╭─ Source material

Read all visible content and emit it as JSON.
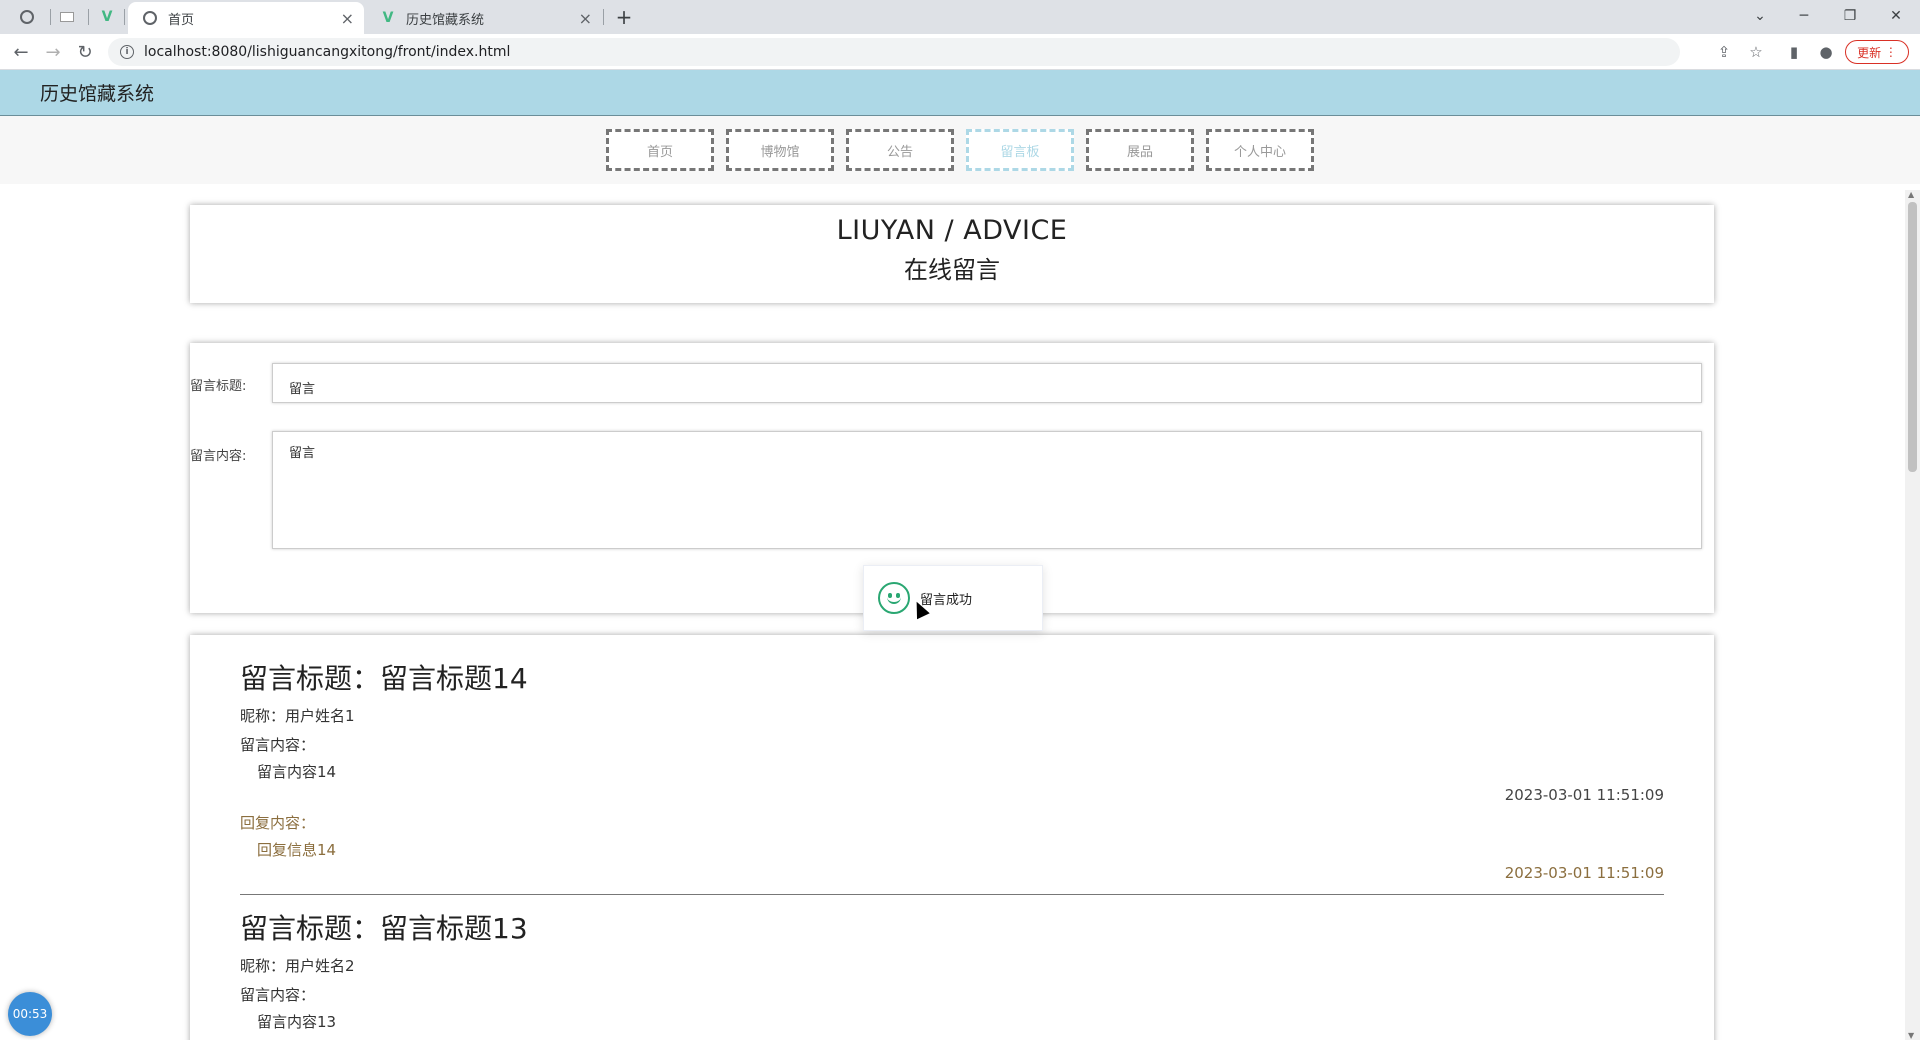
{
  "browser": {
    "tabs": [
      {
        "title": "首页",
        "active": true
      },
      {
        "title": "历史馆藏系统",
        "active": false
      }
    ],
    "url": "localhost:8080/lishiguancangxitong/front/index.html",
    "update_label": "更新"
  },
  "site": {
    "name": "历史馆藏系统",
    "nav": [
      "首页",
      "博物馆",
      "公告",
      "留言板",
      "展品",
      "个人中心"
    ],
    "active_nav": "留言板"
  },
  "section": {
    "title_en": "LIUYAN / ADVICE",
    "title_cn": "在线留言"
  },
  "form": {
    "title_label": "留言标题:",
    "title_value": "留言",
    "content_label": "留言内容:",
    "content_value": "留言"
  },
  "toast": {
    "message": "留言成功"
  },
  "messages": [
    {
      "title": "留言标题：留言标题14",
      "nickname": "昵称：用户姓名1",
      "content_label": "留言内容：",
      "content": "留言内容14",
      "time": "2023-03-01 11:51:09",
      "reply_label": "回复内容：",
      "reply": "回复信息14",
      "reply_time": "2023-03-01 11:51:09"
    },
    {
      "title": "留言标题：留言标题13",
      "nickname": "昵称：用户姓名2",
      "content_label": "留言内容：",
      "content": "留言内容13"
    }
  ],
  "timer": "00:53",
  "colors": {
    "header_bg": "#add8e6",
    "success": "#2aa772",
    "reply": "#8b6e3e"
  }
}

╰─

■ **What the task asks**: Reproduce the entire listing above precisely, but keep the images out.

■ **Solution to this problem**:
Read all visible content and emit it as JSON.
{
  "browser": {
    "tabs": [
      {
        "title": "首页",
        "active": true
      },
      {
        "title": "历史馆藏系统",
        "active": false
      }
    ],
    "url": "localhost:8080/lishiguancangxitong/front/index.html",
    "update_label": "更新"
  },
  "site": {
    "name": "历史馆藏系统",
    "nav": [
      "首页",
      "博物馆",
      "公告",
      "留言板",
      "展品",
      "个人中心"
    ],
    "active_nav": "留言板"
  },
  "section": {
    "title_en": "LIUYAN / ADVICE",
    "title_cn": "在线留言"
  },
  "form": {
    "title_label": "留言标题:",
    "title_value": "留言",
    "content_label": "留言内容:",
    "content_value": "留言"
  },
  "toast": {
    "message": "留言成功"
  },
  "messages": [
    {
      "title": "留言标题：留言标题14",
      "nickname": "昵称：用户姓名1",
      "content_label": "留言内容：",
      "content": "留言内容14",
      "time": "2023-03-01 11:51:09",
      "reply_label": "回复内容：",
      "reply": "回复信息14",
      "reply_time": "2023-03-01 11:51:09"
    },
    {
      "title": "留言标题：留言标题13",
      "nickname": "昵称：用户姓名2",
      "content_label": "留言内容：",
      "content": "留言内容13"
    }
  ],
  "timer": "00:53",
  "colors": {
    "header_bg": "#add8e6",
    "success": "#2aa772",
    "reply": "#8b6e3e"
  }
}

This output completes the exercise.